7. She accepted the advice given to her and instructed counsel to abandon the appeals against conviction. When she indicated that shewished to pursue her appeals against sentence she was reminded of the court’s powers. She then abandoned her appeals against sentence.

8. At about the end of March or beginning of April 2000 she wrote an undated letter to the court in which she sought leave for the courtto treat her said abandonments as a nullity. This letter indicated that she wished to appeal against conviction and sentence in CACC392/1999 and only against sentence in CACC 427/1999.

9. She advanced various grounds in support of this. The first was that she had not fully appreciated the significance of what she haddone.

10. Mr Lee, her counsel, was invited to comment on the position. He outlined the advice which he had given the applicant.

11. For an application of this nature to succeed it is necessary for the applicant to demonstrate that her mind did not go with the decisionto abandon the appeals.

12. On the basis of the material which is before us it is clear that the applicant falls far short of establishing this. It is apparentthat a rational decision was made by the applicant on the basis of the advice she received.

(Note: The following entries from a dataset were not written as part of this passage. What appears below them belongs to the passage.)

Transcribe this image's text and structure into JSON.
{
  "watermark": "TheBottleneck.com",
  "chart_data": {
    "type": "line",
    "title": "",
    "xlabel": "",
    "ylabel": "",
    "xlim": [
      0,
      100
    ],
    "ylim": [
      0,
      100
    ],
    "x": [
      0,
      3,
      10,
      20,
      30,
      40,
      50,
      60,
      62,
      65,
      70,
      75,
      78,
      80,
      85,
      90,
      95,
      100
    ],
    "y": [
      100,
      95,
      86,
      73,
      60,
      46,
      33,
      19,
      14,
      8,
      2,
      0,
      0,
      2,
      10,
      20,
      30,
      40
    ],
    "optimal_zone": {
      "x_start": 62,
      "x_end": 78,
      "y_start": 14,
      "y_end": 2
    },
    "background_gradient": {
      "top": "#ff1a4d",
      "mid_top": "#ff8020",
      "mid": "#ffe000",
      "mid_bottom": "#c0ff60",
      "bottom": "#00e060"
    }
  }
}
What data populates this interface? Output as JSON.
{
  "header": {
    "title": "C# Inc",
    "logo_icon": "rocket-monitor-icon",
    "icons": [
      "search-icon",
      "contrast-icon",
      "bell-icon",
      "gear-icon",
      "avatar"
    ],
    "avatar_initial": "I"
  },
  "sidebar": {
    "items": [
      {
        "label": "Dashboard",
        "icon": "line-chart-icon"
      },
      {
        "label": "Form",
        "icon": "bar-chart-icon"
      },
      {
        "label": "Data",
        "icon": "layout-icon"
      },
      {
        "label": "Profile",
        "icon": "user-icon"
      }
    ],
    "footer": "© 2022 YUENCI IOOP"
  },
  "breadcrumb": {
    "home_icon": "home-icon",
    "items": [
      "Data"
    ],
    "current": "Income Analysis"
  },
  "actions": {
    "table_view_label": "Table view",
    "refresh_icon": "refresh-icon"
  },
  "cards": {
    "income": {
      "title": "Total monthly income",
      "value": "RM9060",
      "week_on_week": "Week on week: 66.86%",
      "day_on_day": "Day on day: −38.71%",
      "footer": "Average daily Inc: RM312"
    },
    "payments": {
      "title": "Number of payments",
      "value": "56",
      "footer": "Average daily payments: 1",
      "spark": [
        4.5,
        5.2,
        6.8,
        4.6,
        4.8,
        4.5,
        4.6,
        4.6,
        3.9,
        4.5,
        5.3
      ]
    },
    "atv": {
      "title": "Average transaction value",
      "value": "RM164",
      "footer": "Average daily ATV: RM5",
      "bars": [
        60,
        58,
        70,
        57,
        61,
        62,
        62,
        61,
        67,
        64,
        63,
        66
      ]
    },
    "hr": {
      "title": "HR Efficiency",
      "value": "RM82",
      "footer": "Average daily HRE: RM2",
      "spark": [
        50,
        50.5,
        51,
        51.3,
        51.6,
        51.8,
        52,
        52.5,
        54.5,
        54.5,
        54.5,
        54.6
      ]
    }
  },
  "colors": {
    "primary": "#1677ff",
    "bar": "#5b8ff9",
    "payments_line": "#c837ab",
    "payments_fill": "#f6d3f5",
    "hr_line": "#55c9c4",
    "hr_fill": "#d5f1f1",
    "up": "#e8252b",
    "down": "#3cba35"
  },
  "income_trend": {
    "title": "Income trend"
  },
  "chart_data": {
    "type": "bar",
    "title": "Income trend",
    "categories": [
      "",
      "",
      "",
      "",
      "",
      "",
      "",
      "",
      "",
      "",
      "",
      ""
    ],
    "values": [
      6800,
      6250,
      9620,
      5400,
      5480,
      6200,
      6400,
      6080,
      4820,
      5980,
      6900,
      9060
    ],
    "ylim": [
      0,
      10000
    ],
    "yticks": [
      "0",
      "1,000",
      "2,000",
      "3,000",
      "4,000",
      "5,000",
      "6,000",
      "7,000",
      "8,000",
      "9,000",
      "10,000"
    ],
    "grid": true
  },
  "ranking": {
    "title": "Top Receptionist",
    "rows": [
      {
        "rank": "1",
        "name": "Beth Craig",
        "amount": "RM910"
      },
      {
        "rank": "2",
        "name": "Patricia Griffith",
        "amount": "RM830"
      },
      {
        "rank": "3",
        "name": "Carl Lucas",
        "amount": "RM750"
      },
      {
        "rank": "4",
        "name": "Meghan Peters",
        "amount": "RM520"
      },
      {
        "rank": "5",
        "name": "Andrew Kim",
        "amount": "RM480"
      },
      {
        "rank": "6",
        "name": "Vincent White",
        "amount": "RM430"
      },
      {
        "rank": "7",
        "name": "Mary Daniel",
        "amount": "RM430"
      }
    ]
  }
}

13. She also referred to her mother’s ill health and claimed that her legal representation had not been satisfactory.

14. We have no reason to suppose that the applicant’s legal representation was not satisfactory.

15. It can be seen from these papers that this applicant is well educated and was able to hold down jobs which required a considerablemeasure of expertise to perform them.

16. It is also noteworthy to observe that the applicant waited for 3 months or so before making this application.

17. The applicant has not discharged the heavy burden imposed upon her to enable us to accede to this application. It is accordinglydismissed.

(Simon Mayo) (Frank Stock) (G.J. Lugar-Mawson)
Vice-President Justice of Appeal Judge of the Court of
First Instance

Representation:

Mr Michael C. Blanchflower, SC, SADPP and Mr David Chan, SGC, of the Department of Justice, for the Respondent.

Applicant in person.